• **Description of the task**
Your answer must be an exact copy of the lines from the one holding "Transcribe this image's" through the last line of the entries below, with nothing added.
++++ Data supplied ++++
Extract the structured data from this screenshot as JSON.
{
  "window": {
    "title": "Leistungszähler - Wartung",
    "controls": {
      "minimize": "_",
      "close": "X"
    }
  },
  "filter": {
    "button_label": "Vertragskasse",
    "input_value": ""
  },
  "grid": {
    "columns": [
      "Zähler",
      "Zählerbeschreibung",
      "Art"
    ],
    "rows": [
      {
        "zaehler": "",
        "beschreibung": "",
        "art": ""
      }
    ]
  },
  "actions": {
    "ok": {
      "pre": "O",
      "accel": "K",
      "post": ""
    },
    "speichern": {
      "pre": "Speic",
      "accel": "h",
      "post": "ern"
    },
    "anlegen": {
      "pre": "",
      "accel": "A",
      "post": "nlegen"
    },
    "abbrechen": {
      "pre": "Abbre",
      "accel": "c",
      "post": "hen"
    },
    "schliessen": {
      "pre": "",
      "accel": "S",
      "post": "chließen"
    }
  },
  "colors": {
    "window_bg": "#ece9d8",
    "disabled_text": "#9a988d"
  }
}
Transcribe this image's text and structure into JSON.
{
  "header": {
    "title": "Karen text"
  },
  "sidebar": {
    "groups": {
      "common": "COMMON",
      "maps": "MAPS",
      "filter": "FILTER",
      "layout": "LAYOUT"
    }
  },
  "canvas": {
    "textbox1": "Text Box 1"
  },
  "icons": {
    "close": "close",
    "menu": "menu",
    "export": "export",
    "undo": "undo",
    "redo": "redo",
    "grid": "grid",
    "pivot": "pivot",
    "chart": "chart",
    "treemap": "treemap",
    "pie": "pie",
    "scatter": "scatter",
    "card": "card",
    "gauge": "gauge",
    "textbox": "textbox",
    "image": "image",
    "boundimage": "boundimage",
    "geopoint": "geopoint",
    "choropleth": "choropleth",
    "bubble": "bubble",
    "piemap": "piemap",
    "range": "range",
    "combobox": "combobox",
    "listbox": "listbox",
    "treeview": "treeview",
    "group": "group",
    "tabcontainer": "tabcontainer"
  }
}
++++
• **Result below**
Transcribe this image's text and structure into JSON.
{
  "header": {
    "title": "Karen text"
  },
  "sidebar": {
    "groups": {
      "common": "COMMON",
      "maps": "MAPS",
      "filter": "FILTER",
      "layout": "LAYOUT"
    }
  },
  "canvas": {
    "textbox1": "Text Box 1"
  },
  "icons": {
    "close": "close",
    "menu": "menu",
    "export": "export",
    "undo": "undo",
    "redo": "redo",
    "grid": "grid",
    "pivot": "pivot",
    "chart": "chart",
    "treemap": "treemap",
    "pie": "pie",
    "scatter": "scatter",
    "card": "card",
    "gauge": "gauge",
    "textbox": "textbox",
    "image": "image",
    "boundimage": "boundimage",
    "geopoint": "geopoint",
    "choropleth": "choropleth",
    "bubble": "bubble",
    "piemap": "piemap",
    "range": "range",
    "combobox": "combobox",
    "listbox": "listbox",
    "treeview": "treeview",
    "group": "group",
    "tabcontainer": "tabcontainer"
  }
}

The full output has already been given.